Blended outcomes for A&O on the gender pay hole, however incapacity disclosure reveals the precise angle
Allen & Overy is the first in its peer group to publish its wage gap statistics. While the gender gap persists, the company has made a positive letter of intent by disclosing its disability pay gap for the first time.
When it comes to the gender pay gap, A&O numbers are inconsistent as the company is moving in the wrong direction when it comes to partner salaries. Women – who make up only 20% of the partnership – are paid on average 18% less than their male counterparts, compared with a difference of 16% last year.
It is worth remembering, however, that the data will collect partner numbers until April 5, 2020 before the May promotion round started. Women currently make up 22% of the partnership. The median gap has also increased to 26% after narrowing to 17% in 2019.

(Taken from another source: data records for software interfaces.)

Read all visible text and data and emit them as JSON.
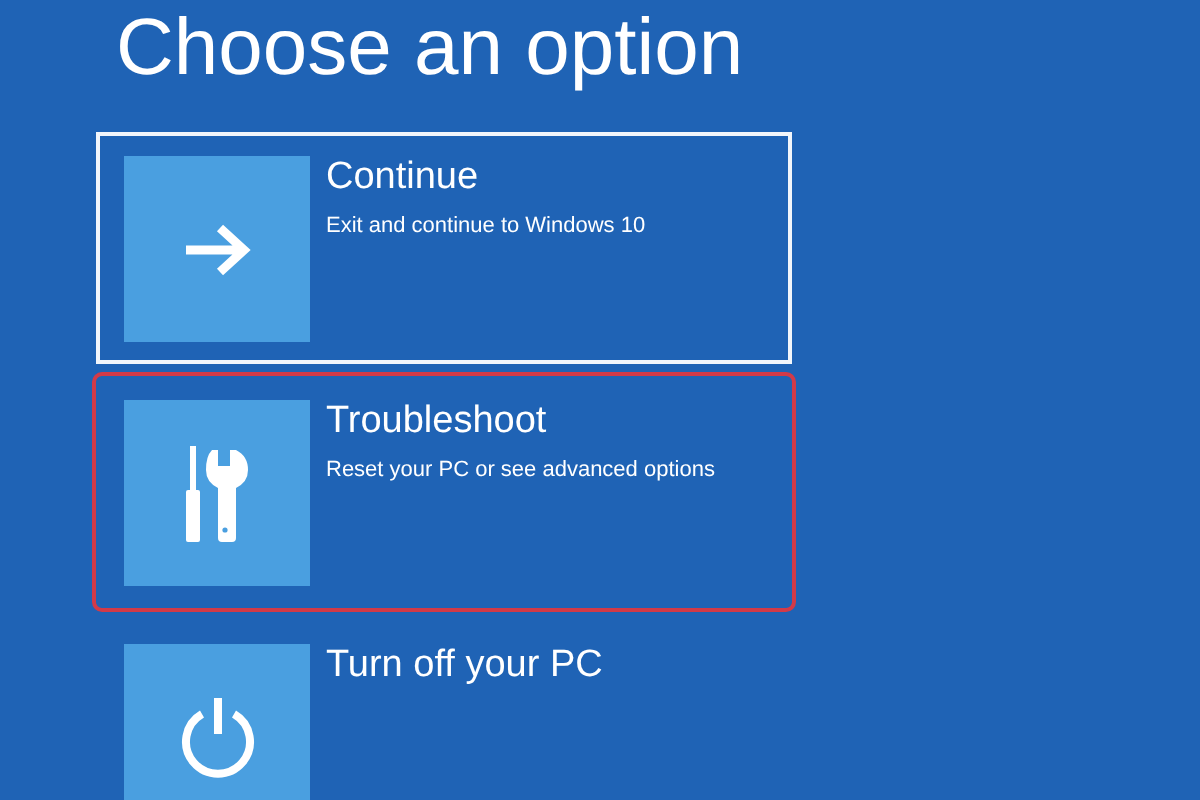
{
  "title": "Choose an option",
  "options": [
    {
      "kind": "arrow",
      "label": "Continue",
      "description": "Exit and continue to Windows 10",
      "selected": true,
      "highlighted": false
    },
    {
      "kind": "tools",
      "label": "Troubleshoot",
      "description": "Reset your PC or see advanced options",
      "selected": false,
      "highlighted": true
    },
    {
      "kind": "power",
      "label": "Turn off your PC",
      "selected": false,
      "highlighted": false
    }
  ]
}
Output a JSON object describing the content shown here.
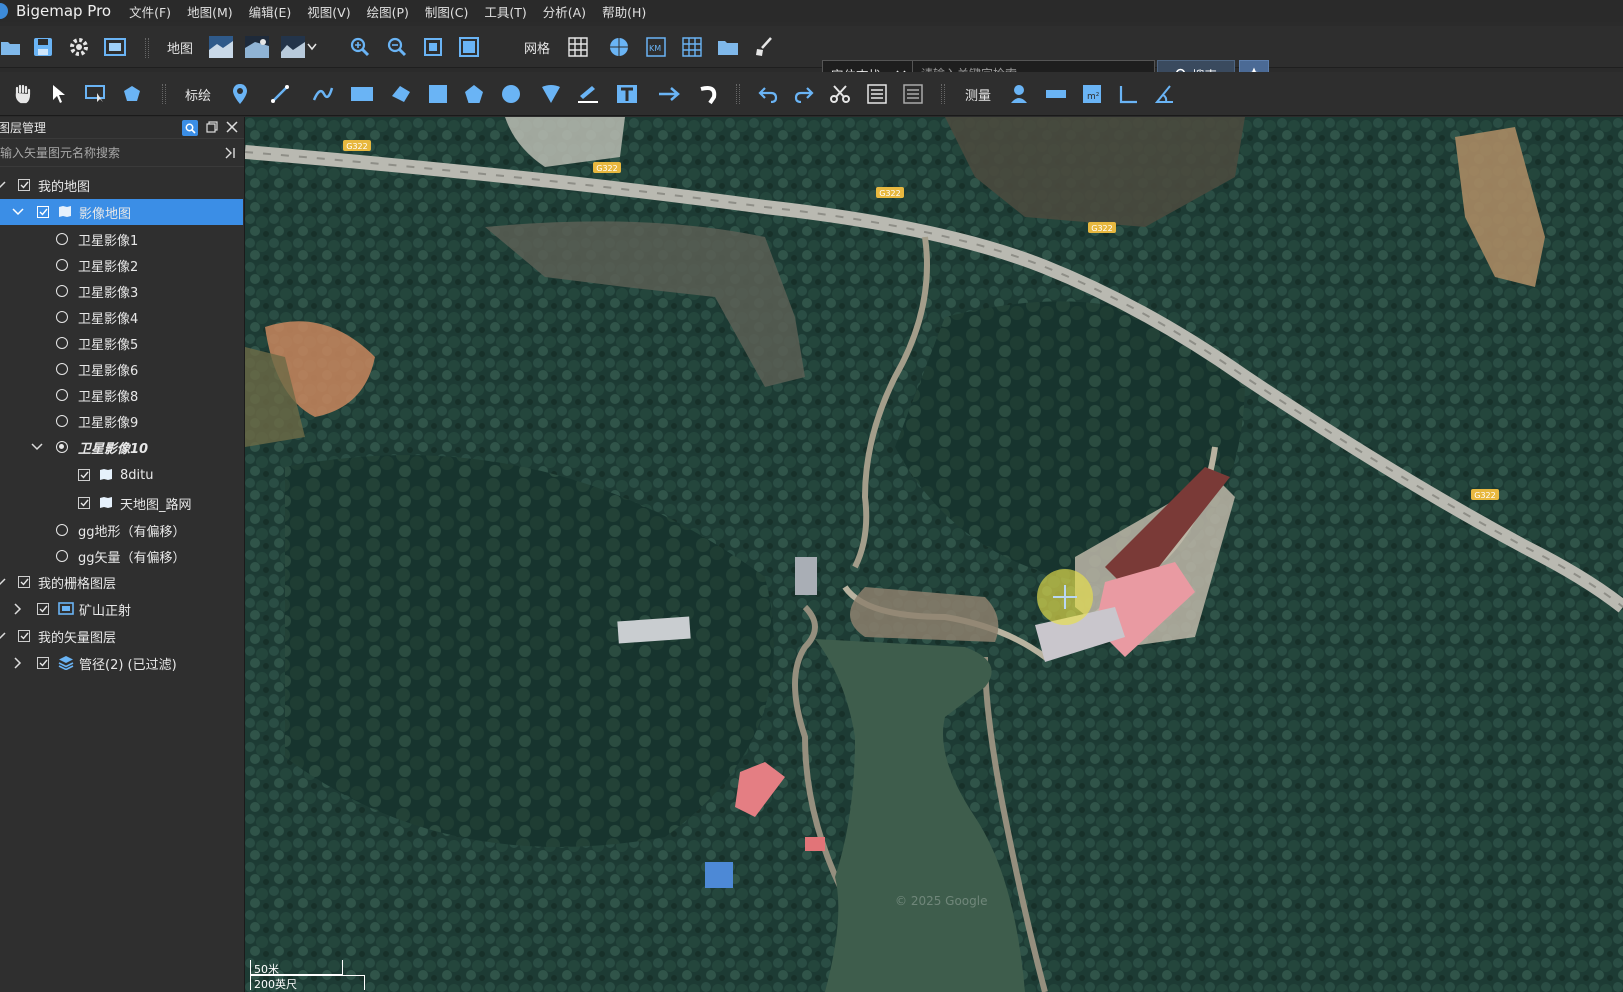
{
  "app": {
    "title": "Bigemap Pro"
  },
  "menu": [
    "文件(F)",
    "地图(M)",
    "编辑(E)",
    "视图(V)",
    "绘图(P)",
    "制图(C)",
    "工具(T)",
    "分析(A)",
    "帮助(H)"
  ],
  "toolbar1": {
    "map_label": "地图",
    "grid_label": "网格",
    "search_mode": "定位查找",
    "search_placeholder": "请输入关键字检索",
    "search_button": "搜索"
  },
  "toolbar2": {
    "annotate_label": "标绘",
    "measure_label": "测量"
  },
  "layer_panel": {
    "title": "图层管理",
    "search_placeholder": "输入矢量图元名称搜索",
    "items": [
      {
        "label": "我的地图",
        "control": "checkbox",
        "checked": true
      },
      {
        "label": "影像地图",
        "control": "checkbox",
        "checked": true,
        "selected": true
      },
      {
        "label": "卫星影像1",
        "control": "radio",
        "checked": false
      },
      {
        "label": "卫星影像2",
        "control": "radio",
        "checked": false
      },
      {
        "label": "卫星影像3",
        "control": "radio",
        "checked": false
      },
      {
        "label": "卫星影像4",
        "control": "radio",
        "checked": false
      },
      {
        "label": "卫星影像5",
        "control": "radio",
        "checked": false
      },
      {
        "label": "卫星影像6",
        "control": "radio",
        "checked": false
      },
      {
        "label": "卫星影像8",
        "control": "radio",
        "checked": false
      },
      {
        "label": "卫星影像9",
        "control": "radio",
        "checked": false
      },
      {
        "label": "卫星影像10",
        "control": "radio",
        "checked": true
      },
      {
        "label": "8ditu",
        "control": "checkbox",
        "checked": true
      },
      {
        "label": "天地图_路网",
        "control": "checkbox",
        "checked": true
      },
      {
        "label": "gg地形（有偏移）",
        "control": "radio",
        "checked": false
      },
      {
        "label": "gg矢量（有偏移）",
        "control": "radio",
        "checked": false
      },
      {
        "label": "我的栅格图层",
        "control": "checkbox",
        "checked": true
      },
      {
        "label": "矿山正射",
        "control": "checkbox",
        "checked": true
      },
      {
        "label": "我的矢量图层",
        "control": "checkbox",
        "checked": true
      },
      {
        "label": "管径(2) (已过滤)",
        "control": "checkbox",
        "checked": true
      }
    ]
  },
  "map": {
    "road_labels": [
      "G322",
      "G322",
      "G322",
      "G322",
      "G322"
    ],
    "watermark": "© 2025 Google",
    "scale_metric": "50米",
    "scale_imperial": "200英尺"
  },
  "colors": {
    "accent": "#3b8ee6",
    "panel_bg": "#2f2f2f",
    "toolbar_bg": "#2e2e2e",
    "icon_blue": "#6ab4f5"
  }
}
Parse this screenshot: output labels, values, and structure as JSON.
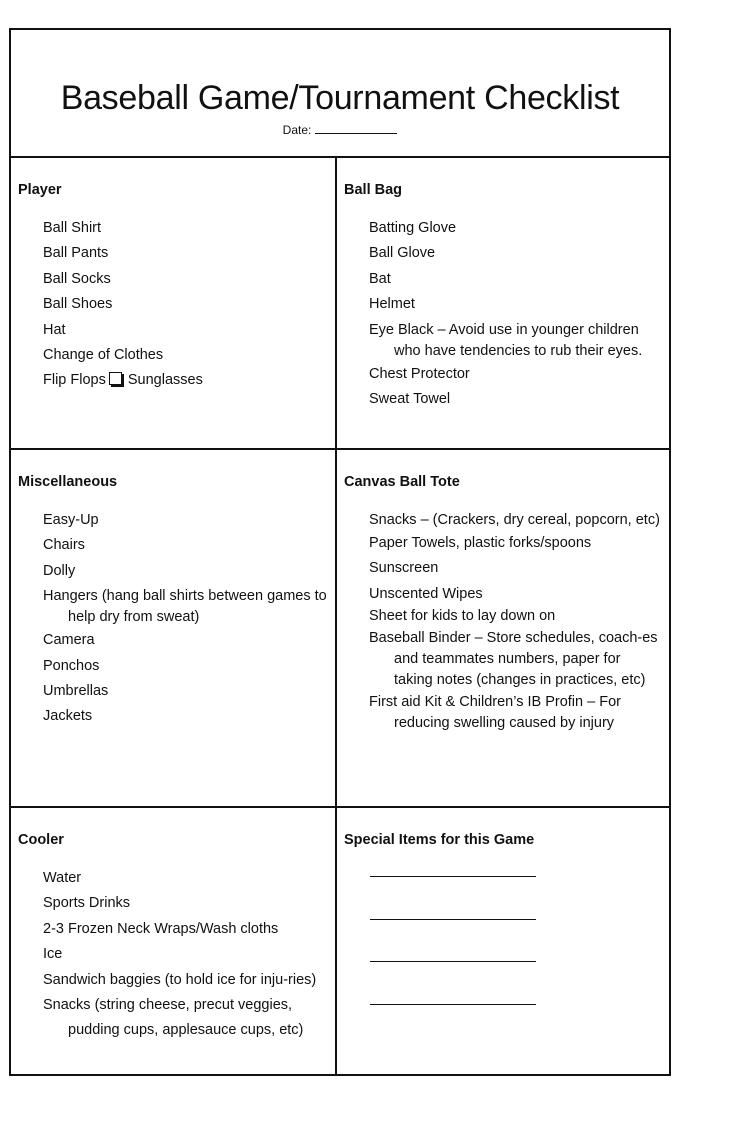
{
  "header": {
    "title": "Baseball Game/Tournament Checklist",
    "date_label": "Date:"
  },
  "sections": {
    "player": {
      "title": "Player",
      "items": [
        "Ball Shirt",
        "Ball Pants",
        "Ball Socks",
        "Ball Shoes",
        "Hat",
        "Change of Clothes"
      ],
      "last_item_part1": "Flip Flops",
      "last_item_part2": "Sunglasses"
    },
    "ball_bag": {
      "title": "Ball Bag",
      "items": [
        "Batting Glove",
        "Ball Glove",
        "Bat",
        "Helmet",
        "Eye Black – Avoid use in younger children who have tendencies to rub their eyes.",
        "Chest Protector",
        "Sweat Towel"
      ]
    },
    "miscellaneous": {
      "title": "Miscellaneous",
      "items": [
        "Easy-Up",
        "Chairs",
        "Dolly",
        "Hangers (hang ball shirts between games to help dry from sweat)",
        "Camera",
        "Ponchos",
        "Umbrellas",
        "Jackets"
      ]
    },
    "canvas_ball_tote": {
      "title": "Canvas Ball Tote",
      "items": [
        "Snacks – (Crackers, dry cereal, popcorn, etc)",
        "Paper Towels, plastic forks/spoons",
        "Sunscreen",
        "Unscented Wipes",
        "Sheet for kids to lay down on",
        "Baseball Binder – Store schedules, coach-es and teammates numbers, paper for taking notes (changes in practices, etc)",
        "First aid Kit & Children’s IB Profin – For reducing swelling caused by injury"
      ]
    },
    "cooler": {
      "title": "Cooler",
      "items": [
        "Water",
        "Sports Drinks",
        "2-3 Frozen Neck Wraps/Wash cloths",
        "Ice",
        "Sandwich baggies (to hold ice for inju-ries)",
        "Snacks (string cheese, precut veggies, pudding cups, applesauce cups, etc)"
      ]
    },
    "special_items": {
      "title": "Special Items for this Game",
      "blank_lines": 4
    }
  }
}
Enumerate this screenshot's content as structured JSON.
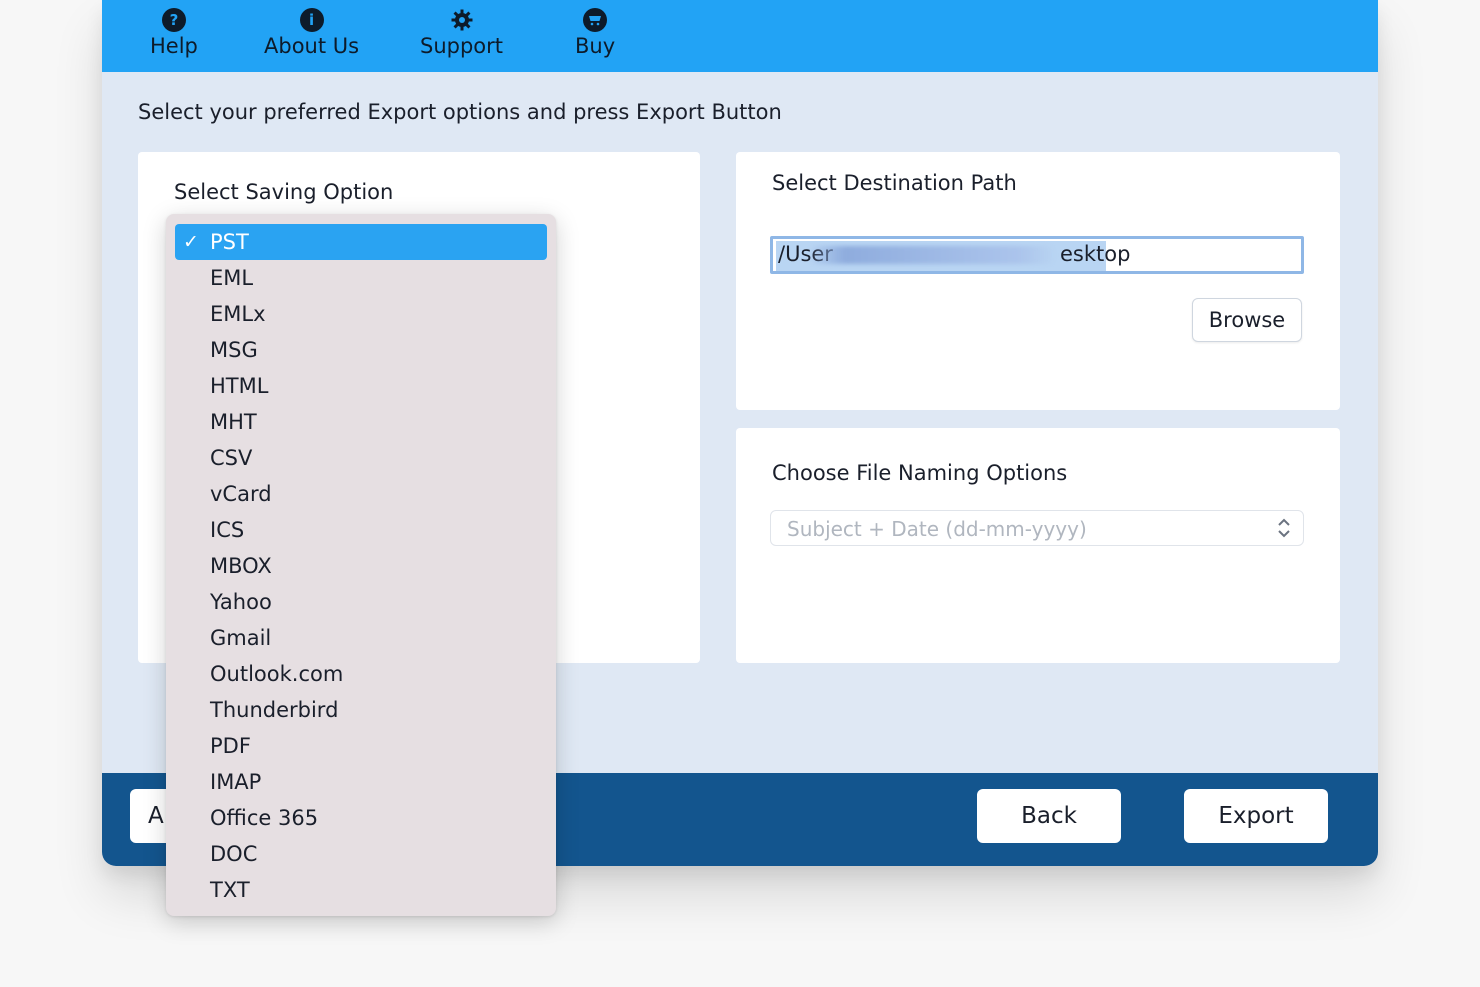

The A&O report comes despite government pressure on companies to publish their statistics this year as they grapple with the increasing business challenges of the coronavirus pandemic.
Disability data shows that with a response rate of 74% among UK employees, 3% identified a disability, which translates into an average wage disadvantage of 20% or 9% taking the median into account.
The combined employee and partner numbers have improved nominally compared to the previous year. The average gender pay gap closed from 61.5% in 2019 to 60%, although the median rose to 46% from 44% in the previous year.
The ethnic numbers are based on 96% of employees in the UK responding and show that black, Asian or ethnic minority workers are paid 22% less on average, while the median is 41% in favor of ethnic minorities.
The company reported that 74% of employees recorded sexual orientation and 5% identified as LGBT +. On average, those who identify as LGBT + earn 8% more, while the median disadvantages them 10%.
In 2018, A&O redoubled its diversity efforts, including opening a so-called “hub” office in south-west London’s Vauxhall to facilitate remote working. This initiative was later abandoned due to a lack of interest. The senior partner Wim Dejonghe also stipulated that 30% of the partnership candidates should be women from 2021. In this year’s partnership campaigns, 45% of the new partners were women.
The company’s stated goal of having 30% of its board of directors women has now been achieved, while 31% of its executive committee are now women. 50% of the A&O risk committee are female and 42% of the employees and the performance committee are female.
A&O wanted progress to lead to an increase in the overall proportion of female partners and work towards an initial target of 30% globally. Sasha Hardman, Global HR Director of A&O said: ‘During a crisis there is a risk that diversity and inclusion will be less of a priority, but we are determined not to let that happen. We have continued our action in this important area over the past few months during the pandemic and our focus is on continuing to delve into the issues to bring about positive change within the A&O. ‘